Did you know your foot has 26 bones, 33 joints, over 100 tendons, muscles, and ligaments, and 250,000 sweat glands? That may appear to be a lot of anatomy in a small package, but keep in mind that your feet are in charge of supporting the complete body. And, as we all know, it’s difficult to focus on anything when your feet hurt, yet they’re surprisingly prone to injury.
One of the most common problems is a broken big toe. A patient who has a fracture usually has severe pain at the site of the injury. There is usually also a lot of swelling and bruising seen, and you are usually not able to move that part of the body due to pain. The affected body part may also be floppy, with the injured portion appearing out of shape as compared to the other uninjured side.
Here we’ll provide an overview of how to treat your broken big toe using a non-surgical method. This treatment involves immobilizing the toe with a splint or cast and then following up with the orthopedic to regain strength and range of motion.
During this session, the doctor will inquire about how the accident occurred., when it happened, and any other symptoms you may be experiencing. This information will help the doctor determine the best way to treat your broken big toe.

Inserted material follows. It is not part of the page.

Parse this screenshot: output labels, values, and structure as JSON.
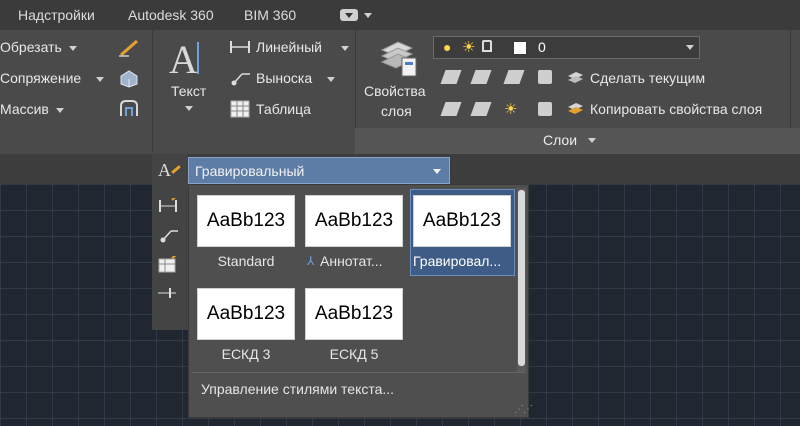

In most cases, a broken big toe can be treated without surgery. Treatment options may include using a splint or cast to keep the bone in place, taking pain medication, and elevating the foot. It is important to follow the doctor’s instructions carefully to ensure a quick and successful recovery.
Here are the Non-Surgical Method To Treat Your Broken Big Toe
- Buddy videotaping. If you suffer a simple fracture in one of your smaller toes, your doctor may tape it to the toe next to it. The unharmed toe serves as a splint. To avoid skin discomfort, always place some gauze or felt between your toes before taping them together.
- Stiff-soled shoe. Your doctor may recommend a post-surgical shoe with a rigid bottom and a soft top that closes with fabric fastener strips. This will keep your toe from flexing and will give you more room to tolerate the swelling.
- Casting. A walking cast may be required if the shards of your broken toe do not fit securely together.
The cast is changed to a full cast around a week after the accident for individuals who are suitable for non-operative care. The fracture is subsequently monitored for healing, with most upper-limb fractures requiring 4-6 weeks in a cast and most lower-limb fractures requiring 6-8 weeks.
Elevation and ice might aid with edema and pain relief. When feasible, elevate your foot so that your injury is higher than your heart. If you use ice, wrap it in a towel so it doesn’t come into direct contact with your skin, and only apply it for about 15 minutes at a time, with at least a 20-minute rest in between icing sessions.
Getting ready for your appointment
While you should contact your primary care physician first, he or she may recommend you to an orthopedic doctor.
You might want to make a list that includes the following items:
- Your symptoms should be described in detail.
- A brief description of how the injury occurred
- Information about any other medical issues you’ve experienced.
- Questions you’d like to ask the doctor about your meds and dietary supplements
What to anticipate from your orthopeadic doctor?
Some of the following questions may be posed by your doctor:
- What caused this injury?
- Were you wearing bare feet at the time?
- Where exactly does it hurt?
- Is it possible that more than one toe is involved?
- Do any specific foot movements make your injury feel better or worse?
We hope you found this information helpful and that you are now on your way to healing your big toe without any extra pain or hassle. If you have any questions or need help finding the right Orthopaedic doctor for you in Singapore, we recommend visiting The Orthopaedic & Pain Practice clinic. They can help relieve your pain and restore motion to your life. Click here to contact them